*** Block opens ***

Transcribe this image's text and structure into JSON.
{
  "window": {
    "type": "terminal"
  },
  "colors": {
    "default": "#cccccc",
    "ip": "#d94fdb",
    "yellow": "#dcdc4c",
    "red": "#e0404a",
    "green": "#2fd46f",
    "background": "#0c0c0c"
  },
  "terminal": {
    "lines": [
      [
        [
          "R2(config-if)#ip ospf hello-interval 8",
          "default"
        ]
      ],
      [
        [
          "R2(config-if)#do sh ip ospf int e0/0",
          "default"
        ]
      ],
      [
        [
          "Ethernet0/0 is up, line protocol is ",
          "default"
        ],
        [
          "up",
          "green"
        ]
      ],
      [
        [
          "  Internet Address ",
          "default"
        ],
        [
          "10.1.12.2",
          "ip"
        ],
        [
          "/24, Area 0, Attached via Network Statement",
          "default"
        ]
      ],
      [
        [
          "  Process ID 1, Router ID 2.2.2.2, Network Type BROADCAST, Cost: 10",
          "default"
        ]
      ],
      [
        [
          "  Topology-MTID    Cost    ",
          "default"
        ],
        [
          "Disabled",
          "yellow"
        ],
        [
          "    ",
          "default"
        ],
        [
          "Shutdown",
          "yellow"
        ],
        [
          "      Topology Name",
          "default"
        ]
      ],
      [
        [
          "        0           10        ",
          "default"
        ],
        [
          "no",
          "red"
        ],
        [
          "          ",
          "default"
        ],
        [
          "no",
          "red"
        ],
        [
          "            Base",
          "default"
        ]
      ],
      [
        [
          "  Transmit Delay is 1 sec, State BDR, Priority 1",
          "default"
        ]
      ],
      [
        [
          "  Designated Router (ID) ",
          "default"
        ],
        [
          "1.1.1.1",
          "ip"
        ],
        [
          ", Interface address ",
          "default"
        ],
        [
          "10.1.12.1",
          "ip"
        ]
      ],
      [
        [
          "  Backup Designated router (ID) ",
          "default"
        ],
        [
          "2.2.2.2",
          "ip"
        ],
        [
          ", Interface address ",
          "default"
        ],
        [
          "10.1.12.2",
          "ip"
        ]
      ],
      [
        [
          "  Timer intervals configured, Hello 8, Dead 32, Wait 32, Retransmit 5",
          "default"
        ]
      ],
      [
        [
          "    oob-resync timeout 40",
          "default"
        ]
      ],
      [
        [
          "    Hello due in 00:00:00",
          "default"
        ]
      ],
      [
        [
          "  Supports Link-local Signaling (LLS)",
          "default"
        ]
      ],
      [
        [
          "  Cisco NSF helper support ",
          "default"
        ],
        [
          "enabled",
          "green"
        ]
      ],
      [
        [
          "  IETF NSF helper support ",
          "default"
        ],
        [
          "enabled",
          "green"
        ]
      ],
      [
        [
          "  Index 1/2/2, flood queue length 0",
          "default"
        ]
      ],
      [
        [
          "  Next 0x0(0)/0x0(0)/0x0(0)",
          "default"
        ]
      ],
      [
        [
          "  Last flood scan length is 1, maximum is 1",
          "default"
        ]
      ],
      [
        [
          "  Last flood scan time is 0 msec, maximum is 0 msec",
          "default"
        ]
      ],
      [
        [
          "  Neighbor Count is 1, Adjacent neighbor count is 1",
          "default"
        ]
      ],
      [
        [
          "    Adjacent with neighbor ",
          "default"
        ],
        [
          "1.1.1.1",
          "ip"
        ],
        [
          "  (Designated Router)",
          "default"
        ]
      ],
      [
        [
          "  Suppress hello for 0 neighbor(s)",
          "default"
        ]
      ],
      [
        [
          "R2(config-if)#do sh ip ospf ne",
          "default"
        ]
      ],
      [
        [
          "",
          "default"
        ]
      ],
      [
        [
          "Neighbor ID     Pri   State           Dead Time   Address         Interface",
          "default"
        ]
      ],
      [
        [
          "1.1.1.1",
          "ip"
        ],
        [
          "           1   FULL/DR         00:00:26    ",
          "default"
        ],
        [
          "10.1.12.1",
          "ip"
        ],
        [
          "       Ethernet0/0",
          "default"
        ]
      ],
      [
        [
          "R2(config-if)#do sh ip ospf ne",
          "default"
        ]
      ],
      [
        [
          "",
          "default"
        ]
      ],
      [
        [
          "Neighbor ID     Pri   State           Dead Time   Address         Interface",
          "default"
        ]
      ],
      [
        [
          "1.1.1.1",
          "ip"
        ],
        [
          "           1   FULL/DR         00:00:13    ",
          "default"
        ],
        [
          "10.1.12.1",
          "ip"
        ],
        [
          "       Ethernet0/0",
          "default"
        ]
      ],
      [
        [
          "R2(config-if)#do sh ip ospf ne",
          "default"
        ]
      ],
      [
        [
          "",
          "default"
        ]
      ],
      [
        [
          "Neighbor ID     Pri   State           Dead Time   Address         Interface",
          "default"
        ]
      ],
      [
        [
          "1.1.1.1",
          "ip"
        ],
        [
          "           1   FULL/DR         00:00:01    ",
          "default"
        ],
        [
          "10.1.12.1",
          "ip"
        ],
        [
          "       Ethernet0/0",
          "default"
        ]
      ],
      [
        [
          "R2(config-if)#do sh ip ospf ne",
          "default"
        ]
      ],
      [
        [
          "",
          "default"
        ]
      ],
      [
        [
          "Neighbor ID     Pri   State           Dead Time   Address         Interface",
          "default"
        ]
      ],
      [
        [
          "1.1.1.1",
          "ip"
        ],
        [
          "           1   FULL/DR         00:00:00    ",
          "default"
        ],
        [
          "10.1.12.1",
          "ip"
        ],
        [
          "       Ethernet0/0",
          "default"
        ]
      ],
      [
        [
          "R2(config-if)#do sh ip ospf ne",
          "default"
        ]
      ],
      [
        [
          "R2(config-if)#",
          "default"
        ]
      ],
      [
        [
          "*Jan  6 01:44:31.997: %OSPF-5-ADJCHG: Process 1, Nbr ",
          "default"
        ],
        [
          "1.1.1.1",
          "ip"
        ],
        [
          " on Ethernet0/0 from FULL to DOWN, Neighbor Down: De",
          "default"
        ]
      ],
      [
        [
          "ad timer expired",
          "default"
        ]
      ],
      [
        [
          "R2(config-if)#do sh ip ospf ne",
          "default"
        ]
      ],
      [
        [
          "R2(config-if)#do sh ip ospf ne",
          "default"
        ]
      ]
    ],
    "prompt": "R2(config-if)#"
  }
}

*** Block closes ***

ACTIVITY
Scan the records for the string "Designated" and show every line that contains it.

OUTPUT FOR THIS EXERCISE
          "  Designated Router (ID) ",
          "  Backup Designated router (ID) ",
          "  (Designated Router)",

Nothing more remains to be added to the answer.